Get ready to put your knowledge to the test with this intriguing quiz!

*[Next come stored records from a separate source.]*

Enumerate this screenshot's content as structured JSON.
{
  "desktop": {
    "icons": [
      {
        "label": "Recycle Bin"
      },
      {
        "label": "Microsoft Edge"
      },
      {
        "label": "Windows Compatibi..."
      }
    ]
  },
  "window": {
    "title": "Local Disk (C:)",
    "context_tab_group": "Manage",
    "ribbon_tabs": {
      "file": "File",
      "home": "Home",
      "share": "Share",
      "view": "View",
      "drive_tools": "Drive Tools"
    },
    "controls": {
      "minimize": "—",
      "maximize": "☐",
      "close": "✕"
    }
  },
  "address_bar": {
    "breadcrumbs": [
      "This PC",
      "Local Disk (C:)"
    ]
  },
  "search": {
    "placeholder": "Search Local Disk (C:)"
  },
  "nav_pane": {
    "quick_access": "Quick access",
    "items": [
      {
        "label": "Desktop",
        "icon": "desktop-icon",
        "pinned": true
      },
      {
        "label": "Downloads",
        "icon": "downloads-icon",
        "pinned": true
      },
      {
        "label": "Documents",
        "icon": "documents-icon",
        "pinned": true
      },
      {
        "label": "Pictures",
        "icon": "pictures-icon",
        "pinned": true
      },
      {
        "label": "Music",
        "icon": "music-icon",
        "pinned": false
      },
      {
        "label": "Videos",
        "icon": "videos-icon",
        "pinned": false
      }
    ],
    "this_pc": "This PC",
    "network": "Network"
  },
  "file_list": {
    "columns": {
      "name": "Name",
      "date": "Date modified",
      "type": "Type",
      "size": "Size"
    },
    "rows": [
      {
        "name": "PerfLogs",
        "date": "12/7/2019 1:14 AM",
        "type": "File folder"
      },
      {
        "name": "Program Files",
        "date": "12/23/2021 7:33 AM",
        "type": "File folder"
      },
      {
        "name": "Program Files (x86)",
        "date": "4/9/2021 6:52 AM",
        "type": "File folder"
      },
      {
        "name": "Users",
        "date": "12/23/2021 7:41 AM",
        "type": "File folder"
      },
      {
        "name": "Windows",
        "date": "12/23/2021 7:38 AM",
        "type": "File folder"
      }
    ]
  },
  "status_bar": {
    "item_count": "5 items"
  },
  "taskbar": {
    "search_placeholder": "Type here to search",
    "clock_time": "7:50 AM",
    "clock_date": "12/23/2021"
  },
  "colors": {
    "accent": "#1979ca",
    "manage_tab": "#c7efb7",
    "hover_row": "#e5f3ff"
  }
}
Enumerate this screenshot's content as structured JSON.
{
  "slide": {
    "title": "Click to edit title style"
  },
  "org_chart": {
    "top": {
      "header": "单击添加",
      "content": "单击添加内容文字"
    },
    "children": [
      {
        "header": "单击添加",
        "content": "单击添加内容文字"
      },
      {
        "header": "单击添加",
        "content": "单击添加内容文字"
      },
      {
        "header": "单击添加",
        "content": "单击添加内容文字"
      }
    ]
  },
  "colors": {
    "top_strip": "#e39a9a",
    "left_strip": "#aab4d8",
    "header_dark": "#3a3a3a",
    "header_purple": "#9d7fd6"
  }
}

--- primaryColor: 'rgb(121, 82, 179)' secondaryColor: '#DDDDDD' textColor: black shuffle_questions: true --- ## What is the Depth of Market (DOM)? - [ ] A measure of a company's financial health - [x] A tool that shows the number of open buy and sell orders for a security at different prices - [ ] An indicator of market volatility - [ ] A metric used to assess market sentiment ## What does the Depth of Market (DOM) display? - [ ] Financial ratios of a company - [ ] Historical stock prices - [ ] Upcoming economic events - [x] Open buy and sell orders ## Which is a primary use of Depth of Market (DOM)? - [ ] Long-term investment planning - [ ] Portfolio diversification - [x] Determining order liquidity - [ ] Assessing management performance ## Which traders would most likely use Depth of Market (DOM)? - [ ] Long-term investors - [ ] Index fund managers - [x] Day traders and scalpers - [ ] Real estate investors ## What can a trader infer from a strong Depth of Market (DOM) with high numbers of buy and sell orders? - [ ] The stock will definitely rise - [x] There is liquidity and interest in the security - [ ] The company is likely to go bankrupt - [ ] The market is about to crash ## How can changes in the Depth of Market (DOM) affect trading strategies? - [x] They can signal shifts in market liquidity and order execution probabilities - [ ] They ensure increased company dividends - [ ] They completely eliminate trading fees - [ ] They strengthen long-term market forecasts ## Why is Depth of Market (DOM) considered important for high-frequency trading? - [x] It helps traders see liquidity and potential price levels - [ ] It provides details on company financials - [ ] It predicts the fundamental value of stocks - [ ] It guarantees profits on trades ## How can Depth of Market (DOM) assist during high-volume trading periods? - [ ] By providing company earnings reports - [ ] By identifying the long-term trend - [x] By showing high-frequency traders available liquidity at different price levels - [ ] By reducing market volatility ## What kind of data would you not find in Depth of Market (DOM)? - [ ] Buy orders - [x] Quarterly earnings predictions - [ ] Sell orders - [ ] Prices at which orders are set ## What happens if Depth of Market (DOM) is sparse with few buy/sell orders? - [ ] The market is in a strong uptrend - [ ] The company is performing well financially - [x] The security may experience high volatility and price swings - [ ] The liquidity of the asset is very high